"The U.S. has rolled the rock up the edge of a decisive military engagement, only to see it roll back down the mountain," Anthony H. Cordesman said in an analysis for the Center for Strategic and International Studies. "Sadr will be perceived by many Iraqis as the victor and Sistani as the man who had to rush to deal with Sadr in the face of a weak Iraqi interim government whose leaders threatened and blustered and then could not act."

Allawi also lost some ground, experts noted. U.S. officials said Allawi would have preferred to go in and clean out Sadr's militia, which became difficult once Sistani returned from medical treatment in London to mediate an end to the crisis. Sistani may be the lone clear winner to emerge from the settlement, they added.

The particulars of the Najaf deal are especially troubling to U.S. military strategists. It calls for the U.S. military and anti-U.S. militias to stay out of the city. The provision will have a disproportionate impact on U.S. forces, which tend to move in large, visible units whereas militiamen can simply take a minibus in and out of the city.

The stop-and-start pattern of the fighting is beginning to irritate some soldiers. "I can tell you that I have witnessed the frustration" that the situation creates, said one Army officer who has operated near Najaf. "Military commanders still plan missions the way they always have, only to have those plans frustrated by local political decisions over which they often have little influence."

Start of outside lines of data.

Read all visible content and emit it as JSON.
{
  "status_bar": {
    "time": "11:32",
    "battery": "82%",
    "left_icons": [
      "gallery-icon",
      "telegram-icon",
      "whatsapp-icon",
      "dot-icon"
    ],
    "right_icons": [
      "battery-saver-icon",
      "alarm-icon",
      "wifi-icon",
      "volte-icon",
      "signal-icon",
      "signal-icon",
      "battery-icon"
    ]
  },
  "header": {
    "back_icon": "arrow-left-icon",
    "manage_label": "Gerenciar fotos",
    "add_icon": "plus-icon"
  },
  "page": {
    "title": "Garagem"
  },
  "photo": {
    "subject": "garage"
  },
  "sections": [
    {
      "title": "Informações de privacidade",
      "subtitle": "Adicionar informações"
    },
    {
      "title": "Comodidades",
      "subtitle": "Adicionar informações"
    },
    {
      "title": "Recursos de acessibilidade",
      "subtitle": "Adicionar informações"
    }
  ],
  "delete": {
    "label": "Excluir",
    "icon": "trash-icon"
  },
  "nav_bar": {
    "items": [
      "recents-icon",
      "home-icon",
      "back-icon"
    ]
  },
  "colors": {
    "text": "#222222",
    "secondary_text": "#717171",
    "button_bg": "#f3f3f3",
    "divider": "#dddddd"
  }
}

Not every officer interviewed was negative about the outcome in Najaf. One U.S. Army commander in Iraq argued that it was a successful solution for the United States compared with Fallujah. "In Fallujah we negotiated from a position of weakness," he said, speaking on the condition of anonymity because he had not been cleared to be interviewed, "and there was no Iraqi government to make decisions."

By contrast, he said, the handling of Najaf was dictated by the Iraqi government, and the United States operated from a position of strength. "Clearly Sadr's army was beaten, his remnants had retreated to conduct a glorious last stand for martyrdom and were denied that opportunity," this officer said.

U.S. officials have long argued that the solution to the Sadr problem has to originate with Iraqis. Their calculation is that the U.S. position in Iraq would not be helped by having U.S. troops kill the rebel cleric. "At some point the Iraqis themselves will take Sadr out -- like the Colombians taking out drug lords with U.S. in the background," said a Pentagon official who would speak only anonymously because he is not supposed to have contact with the media.

Najaf is hardly the only problem area facing U.S. commanders in Iraq. Less noticed during the Najaf battles have been ongoing clashes in several areas closer to the capital. U.S. warplanes have repeatedly hit Fallujah, where the Marines pulled back after another brokered settlement in the spring. North of Baghdad, the Army has all but withdrawn from Samarra, another Sunni Triangle hot spot. Fighting also continues in Baqubah.

"Currently, the insurgents are in charge of both Fallujah and Samarra," said a senior Army commander in Iraq. "The status quo in Samarra is unacceptable, and the final outcome is still in question."

But, this officer noted, one of the signs for optimism amid the recent turmoil was that Sadr's recent confrontation with U.S. forces appeared to draw less support across Shiite areas of Iraq than during the April uprising, which led to widespread combat across a broad swath of south-central Iraq.


© 2004 The Washington Post Company